Attention Customers: Our customer service center is closing today, Tuesday January 28, 2014, at 4:30pm due to inclement weather conditions.
Fall Plants
Bulb Sale
Navaho Blackberry Bush
Huge, Juicy Berries to Finish the Season!
48009-pk___3.jpg
Click to Zoom / Additional Product Views

Navaho Blackberry Bush

Pack of 3
Item # 48009-PK-3
$19.95
Buy 3+ at $16.95 ea
Item is sold out.

Cold hardy to -9 degrees F, yet thrives all the way to zone 10!

Thornless shrubs simplify picking!
What a delectable way to end the summer -- with a huge, juicy-sweet crop of Blackberries from thornless bushes that let you harvest all you want without drawing blood! Navaho is a very hardy, heavy producer you will come to rely on for a feast of scrumptious fruit!
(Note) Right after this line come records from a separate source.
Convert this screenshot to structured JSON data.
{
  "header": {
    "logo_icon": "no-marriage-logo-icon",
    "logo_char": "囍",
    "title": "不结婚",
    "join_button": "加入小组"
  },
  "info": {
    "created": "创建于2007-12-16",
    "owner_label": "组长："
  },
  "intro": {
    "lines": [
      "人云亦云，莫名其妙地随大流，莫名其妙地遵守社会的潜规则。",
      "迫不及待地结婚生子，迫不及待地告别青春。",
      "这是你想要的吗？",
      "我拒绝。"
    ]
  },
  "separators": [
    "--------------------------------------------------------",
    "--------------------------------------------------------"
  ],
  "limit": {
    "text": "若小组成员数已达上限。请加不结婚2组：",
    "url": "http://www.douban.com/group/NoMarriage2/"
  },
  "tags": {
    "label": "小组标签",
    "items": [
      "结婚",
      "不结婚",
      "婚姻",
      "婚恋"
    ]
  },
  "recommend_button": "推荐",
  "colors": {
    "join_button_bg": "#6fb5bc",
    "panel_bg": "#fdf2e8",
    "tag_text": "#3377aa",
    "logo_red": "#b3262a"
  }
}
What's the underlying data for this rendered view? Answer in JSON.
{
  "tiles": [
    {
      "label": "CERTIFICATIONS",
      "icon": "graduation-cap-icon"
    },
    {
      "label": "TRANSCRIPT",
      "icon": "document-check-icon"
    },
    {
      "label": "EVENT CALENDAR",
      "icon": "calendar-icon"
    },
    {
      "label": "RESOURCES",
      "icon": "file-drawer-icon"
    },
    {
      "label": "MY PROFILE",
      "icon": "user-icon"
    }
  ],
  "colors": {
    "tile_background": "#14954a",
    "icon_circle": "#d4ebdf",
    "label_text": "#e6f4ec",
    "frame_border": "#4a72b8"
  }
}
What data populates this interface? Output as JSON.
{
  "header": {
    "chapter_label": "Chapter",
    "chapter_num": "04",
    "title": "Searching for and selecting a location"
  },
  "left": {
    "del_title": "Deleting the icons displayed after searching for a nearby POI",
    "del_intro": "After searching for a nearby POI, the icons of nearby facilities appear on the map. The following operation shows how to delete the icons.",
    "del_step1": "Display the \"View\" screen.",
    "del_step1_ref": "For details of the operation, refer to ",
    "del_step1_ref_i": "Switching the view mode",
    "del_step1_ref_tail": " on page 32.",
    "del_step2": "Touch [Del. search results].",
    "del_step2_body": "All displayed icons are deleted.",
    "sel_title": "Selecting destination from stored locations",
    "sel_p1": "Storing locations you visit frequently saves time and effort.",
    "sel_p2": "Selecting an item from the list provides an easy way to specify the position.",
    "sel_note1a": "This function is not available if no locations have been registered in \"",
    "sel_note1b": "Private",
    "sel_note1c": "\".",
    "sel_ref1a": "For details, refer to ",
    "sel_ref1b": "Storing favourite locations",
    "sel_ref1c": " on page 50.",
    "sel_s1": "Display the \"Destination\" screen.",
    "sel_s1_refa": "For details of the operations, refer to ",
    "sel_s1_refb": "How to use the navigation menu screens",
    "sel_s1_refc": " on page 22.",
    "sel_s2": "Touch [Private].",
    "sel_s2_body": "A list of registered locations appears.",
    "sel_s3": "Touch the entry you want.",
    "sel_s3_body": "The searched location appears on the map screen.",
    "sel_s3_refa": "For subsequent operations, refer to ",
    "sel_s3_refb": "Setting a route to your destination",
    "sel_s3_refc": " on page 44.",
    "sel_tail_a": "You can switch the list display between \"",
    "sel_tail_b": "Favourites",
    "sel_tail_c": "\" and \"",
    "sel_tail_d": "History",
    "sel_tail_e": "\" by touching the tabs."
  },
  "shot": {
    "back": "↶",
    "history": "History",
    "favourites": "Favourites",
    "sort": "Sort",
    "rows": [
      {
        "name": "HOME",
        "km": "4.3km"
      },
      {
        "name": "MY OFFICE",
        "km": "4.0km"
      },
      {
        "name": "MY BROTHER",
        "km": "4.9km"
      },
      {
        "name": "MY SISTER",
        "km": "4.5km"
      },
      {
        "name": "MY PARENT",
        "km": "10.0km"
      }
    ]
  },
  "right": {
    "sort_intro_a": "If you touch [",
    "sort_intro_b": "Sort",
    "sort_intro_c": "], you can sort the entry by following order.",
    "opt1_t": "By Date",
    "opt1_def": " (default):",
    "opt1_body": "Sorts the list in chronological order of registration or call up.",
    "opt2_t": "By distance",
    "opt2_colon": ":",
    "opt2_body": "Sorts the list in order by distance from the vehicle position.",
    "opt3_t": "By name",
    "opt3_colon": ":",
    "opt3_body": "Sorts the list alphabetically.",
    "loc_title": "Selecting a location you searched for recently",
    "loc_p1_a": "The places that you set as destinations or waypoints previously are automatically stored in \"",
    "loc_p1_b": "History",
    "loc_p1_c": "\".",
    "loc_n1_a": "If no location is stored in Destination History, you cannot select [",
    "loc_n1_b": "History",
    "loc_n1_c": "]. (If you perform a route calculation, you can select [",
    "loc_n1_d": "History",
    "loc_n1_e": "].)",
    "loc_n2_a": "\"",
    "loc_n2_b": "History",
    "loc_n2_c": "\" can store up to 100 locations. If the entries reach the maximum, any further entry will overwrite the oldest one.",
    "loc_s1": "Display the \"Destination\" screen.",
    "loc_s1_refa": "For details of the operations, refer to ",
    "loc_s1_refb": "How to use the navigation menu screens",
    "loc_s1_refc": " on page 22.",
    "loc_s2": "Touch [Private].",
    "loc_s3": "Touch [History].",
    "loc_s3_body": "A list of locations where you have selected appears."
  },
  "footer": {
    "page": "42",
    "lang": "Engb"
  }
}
The berries are glossy, borne in large clusters, and colored a deep blue to black. Delicious right off the bush, they are also excellent for cooking and for jellies and jams. Few treats compare to the pleasure of picking your own breakfast right from the patio or backyard!

Navaho reaches 4 to 5 feet high and 3 to 4 feet wide, and is hardy to -9 degrees F in the north, right into zone 10 in the south and west! A sun-lover that's very easy to grow, Navaho is a terrific garden performer! Zones 6-10.

Genus Rubus
Species hybrid
Variety Navaho
Item Form Pack of 3
Zone 6 - 10
Plant Height 4 ft - 5 ft
Plant Width 3 ft - 4 ft
Additional Characteristics Berries, Edible
Light Requirements Full Sun
Moisture Requirements Moist,  well-drained
Resistance Cold Hardy
Soil Tolerance Normal,  loamy
Restrictions Guam, Virgin Islands, Canada, Hawaii, Puerto Rico

The dry, sparse appearance of bareroot perennials can be alarming to the novice gardener, but in reality ordering bare root is often the smarter choice. Foliage and blooms can be seductive, but the health and long-term potential of a plant truly lies in its roots. Bareroot plants have several advantages over plants in containers—bare roots are less likely to be harmed in the shipping process, their timing is easier to control, and they are field-grown for larger, healthier root systems. This why Wayside Gardens has had great success with bare root plants, and you can too!

It is safer to ship plants in bareroot form because there is no risk in harming new growth, and therefore the plant actually has a better chance of making it safely into the customer’s garden.

And thanks to refrigerated storage, the timing of bareroot perennials can be precisely controlled. “(Bareroot perennials) are dormant,” explains JPPA Lead Horticulturist Benjamin Chester, “But as soon as they leave the refrigerated storage they’ll begin breaking dormancy.” And once the plant ‘wakes up’, it is ready to begin the growing season in earnest, which means it will quickly catch up to the level of container plants.

The most important benefit of bareroot perennials is that they can be field grown rather than confined to containers. The bareroot Cherry Cheesecake Hibiscus pictured hereperfectly illustrates the difference between a field-grown perennial and a containerized one. Wayside Gardens used to offer this variety in a quart container, like the Monarda next to it. But the Hibiscus was simply too cramped in that space, so Wayside switched to growing it in the earth and selling it bare root. The result is a thick, fibrous mass of roots that used to fill up several cubic feet of soil and which, even in its bare, pruned form would be too large to fit back into the 1 Quart container. What a difference a little space makes! While small and slow-growing cultivars can start well in containers, large and vigorous cultivars need more room to stretch out and develop a solid root system.

How many years before fruiting plants bear their first crop?

For fruiting plants such as blueberry, raspberry, blackberry, fig, honeyberry, cranberry, and grape, it takes 2 years to bear the first crop. That does not mean you may not get some fruit before then. Depending on the size and maturity of the plant shipped, you may get at least a few pieces of fruit or a small quantity produced the first year. But, by the second year, you should have your first real crop of fruit to enjoy and fruit production will increase every year thereafter.